Over spring break, when our son and daughter-in-law and two grandchildren were visiting from out of state, we searched for several letterboxes in our area. Before, when they lived in Houston, they searched many letterboxes and discovered interesting, pretty places and parks that they returned to other times for family outings.

This letterbox was a similar discovery, a place we didn't know existed, a beautiful spot overlooking the reservoir. On the other side of the parking lot is a 9-11 memorial. We walked out to the point to take photos of the sunset and appreciate the scenery. Another trail drops off the backside of the hill. We will have to go back again to see where that leads.
Another website is kids.nationalgeographic.com/kids/stories/peopleplaces/letterboxing/

A different version of letterboxing is geocaching. For that, you need a GPS or a smart phone. The actual coordinates are given, look up www.geocaching.com

No actual treasure is found, at least by the common meaning of "treasure." The treasure is the fun of the search, in the time together, in memories made, and in the discovery of new places. Do you have any in your area?

Thursday, April 11, 2013

Tootsie Rolls

I had a longer post planned for today, but it will have to wait. While I was out front weeding and picking up trash from the high winds we had in the recent storm, I found this tootsie roll wrapper. It reminded me of one of our classic family stories.

At that time, we did our grocery shopping in three week marathons. We went to three different stores: a regular grocery store, Trader Joe's (at that time, they were just a local store - now you probably all know what they are), and a bulk type store. At the bulk store, one of the boys, with his own money (because I would never buy it for him) bought a huge package of tootsie rolls. Huge, maybe two pounds of them. Ugh.

When we got home, we relayed all the grocery bags to the table and the kitchen floor. For the next half hour or so I worked to find places for all the too big bags and multiples of everything. The kids had scattered.

From the boys' bedroom, I hear, "Mom, I have a stomach ache." I walked back to the bedroom. On the top bunk, he sat next to a pile - no, a foot high mountain, of empty tootsie roll wrappers. I was speechless. All the wrappers were scrunched and empty. There was no way he could have eaten all of those. It had only been a few minutes. But he held his stomach and groaned.

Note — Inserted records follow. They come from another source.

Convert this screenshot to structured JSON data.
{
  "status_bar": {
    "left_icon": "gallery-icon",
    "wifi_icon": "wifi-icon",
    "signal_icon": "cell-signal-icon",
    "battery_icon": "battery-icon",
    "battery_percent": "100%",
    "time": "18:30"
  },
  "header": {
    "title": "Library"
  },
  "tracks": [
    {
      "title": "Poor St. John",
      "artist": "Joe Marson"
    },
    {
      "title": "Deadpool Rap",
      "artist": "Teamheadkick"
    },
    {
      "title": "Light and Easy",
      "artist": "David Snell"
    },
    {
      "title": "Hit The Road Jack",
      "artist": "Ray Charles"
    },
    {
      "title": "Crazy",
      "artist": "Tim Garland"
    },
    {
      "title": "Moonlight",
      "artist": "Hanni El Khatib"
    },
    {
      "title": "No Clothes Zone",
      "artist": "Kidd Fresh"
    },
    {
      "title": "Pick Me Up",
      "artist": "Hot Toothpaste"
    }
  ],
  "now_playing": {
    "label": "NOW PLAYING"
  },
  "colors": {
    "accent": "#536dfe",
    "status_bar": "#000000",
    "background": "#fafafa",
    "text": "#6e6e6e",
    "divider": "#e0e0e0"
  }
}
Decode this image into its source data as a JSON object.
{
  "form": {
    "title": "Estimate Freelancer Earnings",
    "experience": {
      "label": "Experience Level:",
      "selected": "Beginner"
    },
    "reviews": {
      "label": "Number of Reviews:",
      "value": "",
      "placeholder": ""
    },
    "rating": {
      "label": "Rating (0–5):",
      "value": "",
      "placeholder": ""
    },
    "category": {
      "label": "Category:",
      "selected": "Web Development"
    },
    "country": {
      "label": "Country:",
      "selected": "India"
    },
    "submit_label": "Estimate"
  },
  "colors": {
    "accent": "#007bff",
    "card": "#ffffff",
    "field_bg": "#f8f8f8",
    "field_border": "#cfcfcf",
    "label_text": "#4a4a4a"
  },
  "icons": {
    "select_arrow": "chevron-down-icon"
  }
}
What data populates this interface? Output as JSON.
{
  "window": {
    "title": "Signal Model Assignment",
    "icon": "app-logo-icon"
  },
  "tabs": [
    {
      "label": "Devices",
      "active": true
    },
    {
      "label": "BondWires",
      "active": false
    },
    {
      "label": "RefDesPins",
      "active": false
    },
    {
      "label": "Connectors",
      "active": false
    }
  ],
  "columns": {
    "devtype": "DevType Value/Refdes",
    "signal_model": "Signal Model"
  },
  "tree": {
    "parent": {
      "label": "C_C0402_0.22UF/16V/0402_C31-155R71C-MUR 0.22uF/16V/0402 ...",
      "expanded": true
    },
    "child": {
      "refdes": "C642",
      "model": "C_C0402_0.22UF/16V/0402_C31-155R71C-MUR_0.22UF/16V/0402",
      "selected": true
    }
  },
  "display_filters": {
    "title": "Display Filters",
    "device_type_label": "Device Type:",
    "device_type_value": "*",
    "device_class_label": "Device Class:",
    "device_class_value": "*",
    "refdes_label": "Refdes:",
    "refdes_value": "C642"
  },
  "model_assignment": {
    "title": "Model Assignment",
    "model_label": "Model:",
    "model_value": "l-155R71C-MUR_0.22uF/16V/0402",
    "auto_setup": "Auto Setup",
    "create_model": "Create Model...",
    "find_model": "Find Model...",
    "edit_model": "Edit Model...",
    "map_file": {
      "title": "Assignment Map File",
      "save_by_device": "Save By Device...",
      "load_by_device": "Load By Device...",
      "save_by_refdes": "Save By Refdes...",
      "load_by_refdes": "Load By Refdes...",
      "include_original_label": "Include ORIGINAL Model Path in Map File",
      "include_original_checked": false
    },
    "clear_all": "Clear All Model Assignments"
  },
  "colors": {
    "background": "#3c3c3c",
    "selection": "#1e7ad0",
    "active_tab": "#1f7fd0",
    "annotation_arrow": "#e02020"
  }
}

I don't remember exactly what happened next. Whether I said anything, or just stood there dazed, I'm not sure. Laughter came from the other room, and they all came in. He grinned and showed me a zip-lock bag of all the unwrapped tootsie rolls. While I was busy in the kitchen, they had all quietly worked together to unwrap them and make the paper mountain. They thought it was hysterical. Yes, it was funny. In hindsight. And I didn't have to make him throw it all up. Which might have served him right. Instead, we all laughed, enjoyed the joke on mom, and shared a few tootsie rolls.

He has a son of his own, now. And I just chuckle.

Sunday, April 7, 2013

These Hands

We have a new grandson!

These hands

  • will hold a hammer
  • will reach out and ask
  • will cuddle close
  • will clap
  • will grasp a cheerio
  • will stroke his mom's cheek
  • will shake a toy
  • will learn how to write
  • will wave bye-bye
  • will hold a tight grip to his parents' hands
  • will toss a ball
  • will run those fingers through the dog's hair
  • will play in the dirt
  • will hold a chubby crayon
  • will vroom vroom a toy car across the floor
  • will turn the pages of a book
  • will point his finger
  • will count: one, two, three, four, five
  • will....
These hands, so full of rich possibilities and potential.
This list could go on and on. What other things do you think of baby hands doing?